▸ **Action item**: Return the records exactly, please. Every line should match.
[Data provided]
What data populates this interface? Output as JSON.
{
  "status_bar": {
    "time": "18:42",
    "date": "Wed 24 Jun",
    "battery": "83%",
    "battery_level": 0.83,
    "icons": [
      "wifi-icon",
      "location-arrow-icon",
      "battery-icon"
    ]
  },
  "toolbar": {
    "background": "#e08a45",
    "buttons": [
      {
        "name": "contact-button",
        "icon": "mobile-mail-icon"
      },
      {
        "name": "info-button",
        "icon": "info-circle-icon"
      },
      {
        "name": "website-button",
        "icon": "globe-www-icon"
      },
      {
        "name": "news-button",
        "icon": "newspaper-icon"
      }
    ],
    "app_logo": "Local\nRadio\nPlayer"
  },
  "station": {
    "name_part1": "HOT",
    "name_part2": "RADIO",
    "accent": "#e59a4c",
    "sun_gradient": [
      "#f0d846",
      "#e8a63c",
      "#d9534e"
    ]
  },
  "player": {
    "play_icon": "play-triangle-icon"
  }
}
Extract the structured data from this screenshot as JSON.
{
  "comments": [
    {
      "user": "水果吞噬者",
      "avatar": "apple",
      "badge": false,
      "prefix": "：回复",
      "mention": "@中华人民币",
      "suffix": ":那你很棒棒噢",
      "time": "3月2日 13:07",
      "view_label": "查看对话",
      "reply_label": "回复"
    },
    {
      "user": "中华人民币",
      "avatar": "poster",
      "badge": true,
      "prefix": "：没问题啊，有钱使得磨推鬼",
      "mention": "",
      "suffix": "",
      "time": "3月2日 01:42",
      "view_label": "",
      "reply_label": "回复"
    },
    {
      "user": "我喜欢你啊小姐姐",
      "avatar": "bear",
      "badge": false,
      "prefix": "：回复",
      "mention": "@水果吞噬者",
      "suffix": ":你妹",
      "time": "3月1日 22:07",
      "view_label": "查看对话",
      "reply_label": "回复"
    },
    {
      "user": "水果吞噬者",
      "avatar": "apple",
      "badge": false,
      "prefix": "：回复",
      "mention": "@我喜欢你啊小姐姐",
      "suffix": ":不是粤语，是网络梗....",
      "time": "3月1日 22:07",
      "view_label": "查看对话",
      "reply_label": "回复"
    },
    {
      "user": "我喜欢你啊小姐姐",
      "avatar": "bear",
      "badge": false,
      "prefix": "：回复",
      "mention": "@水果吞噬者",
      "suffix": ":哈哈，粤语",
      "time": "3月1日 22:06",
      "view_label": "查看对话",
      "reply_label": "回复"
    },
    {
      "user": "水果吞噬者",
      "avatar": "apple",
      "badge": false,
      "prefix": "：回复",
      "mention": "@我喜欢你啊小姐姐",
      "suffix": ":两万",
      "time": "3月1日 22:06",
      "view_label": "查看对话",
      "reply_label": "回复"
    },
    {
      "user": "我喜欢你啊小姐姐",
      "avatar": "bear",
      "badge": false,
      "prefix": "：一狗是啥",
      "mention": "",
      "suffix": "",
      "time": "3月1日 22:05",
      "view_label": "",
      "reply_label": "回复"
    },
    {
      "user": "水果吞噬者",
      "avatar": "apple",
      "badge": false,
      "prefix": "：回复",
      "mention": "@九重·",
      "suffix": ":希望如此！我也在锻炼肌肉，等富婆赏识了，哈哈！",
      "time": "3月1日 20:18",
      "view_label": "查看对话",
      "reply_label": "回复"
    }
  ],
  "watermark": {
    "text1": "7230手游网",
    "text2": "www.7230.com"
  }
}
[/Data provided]
▸ **Task response**:
What data populates this interface? Output as JSON.
{
  "status_bar": {
    "time": "18:42",
    "date": "Wed 24 Jun",
    "battery": "83%",
    "battery_level": 0.83,
    "icons": [
      "wifi-icon",
      "location-arrow-icon",
      "battery-icon"
    ]
  },
  "toolbar": {
    "background": "#e08a45",
    "buttons": [
      {
        "name": "contact-button",
        "icon": "mobile-mail-icon"
      },
      {
        "name": "info-button",
        "icon": "info-circle-icon"
      },
      {
        "name": "website-button",
        "icon": "globe-www-icon"
      },
      {
        "name": "news-button",
        "icon": "newspaper-icon"
      }
    ],
    "app_logo": "Local\nRadio\nPlayer"
  },
  "station": {
    "name_part1": "HOT",
    "name_part2": "RADIO",
    "accent": "#e59a4c",
    "sun_gradient": [
      "#f0d846",
      "#e8a63c",
      "#d9534e"
    ]
  },
  "player": {
    "play_icon": "play-triangle-icon"
  }
}
Extract the structured data from this screenshot as JSON.
{
  "comments": [
    {
      "user": "水果吞噬者",
      "avatar": "apple",
      "badge": false,
      "prefix": "：回复",
      "mention": "@中华人民币",
      "suffix": ":那你很棒棒噢",
      "time": "3月2日 13:07",
      "view_label": "查看对话",
      "reply_label": "回复"
    },
    {
      "user": "中华人民币",
      "avatar": "poster",
      "badge": true,
      "prefix": "：没问题啊，有钱使得磨推鬼",
      "mention": "",
      "suffix": "",
      "time": "3月2日 01:42",
      "view_label": "",
      "reply_label": "回复"
    },
    {
      "user": "我喜欢你啊小姐姐",
      "avatar": "bear",
      "badge": false,
      "prefix": "：回复",
      "mention": "@水果吞噬者",
      "suffix": ":你妹",
      "time": "3月1日 22:07",
      "view_label": "查看对话",
      "reply_label": "回复"
    },
    {
      "user": "水果吞噬者",
      "avatar": "apple",
      "badge": false,
      "prefix": "：回复",
      "mention": "@我喜欢你啊小姐姐",
      "suffix": ":不是粤语，是网络梗....",
      "time": "3月1日 22:07",
      "view_label": "查看对话",
      "reply_label": "回复"
    },
    {
      "user": "我喜欢你啊小姐姐",
      "avatar": "bear",
      "badge": false,
      "prefix": "：回复",
      "mention": "@水果吞噬者",
      "suffix": ":哈哈，粤语",
      "time": "3月1日 22:06",
      "view_label": "查看对话",
      "reply_label": "回复"
    },
    {
      "user": "水果吞噬者",
      "avatar": "apple",
      "badge": false,
      "prefix": "：回复",
      "mention": "@我喜欢你啊小姐姐",
      "suffix": ":两万",
      "time": "3月1日 22:06",
      "view_label": "查看对话",
      "reply_label": "回复"
    },
    {
      "user": "我喜欢你啊小姐姐",
      "avatar": "bear",
      "badge": false,
      "prefix": "：一狗是啥",
      "mention": "",
      "suffix": "",
      "time": "3月1日 22:05",
      "view_label": "",
      "reply_label": "回复"
    },
    {
      "user": "水果吞噬者",
      "avatar": "apple",
      "badge": false,
      "prefix": "：回复",
      "mention": "@九重·",
      "suffix": ":希望如此！我也在锻炼肌肉，等富婆赏识了，哈哈！",
      "time": "3月1日 20:18",
      "view_label": "查看对话",
      "reply_label": "回复"
    }
  ],
  "watermark": {
    "text1": "7230手游网",
    "text2": "www.7230.com"
  }
}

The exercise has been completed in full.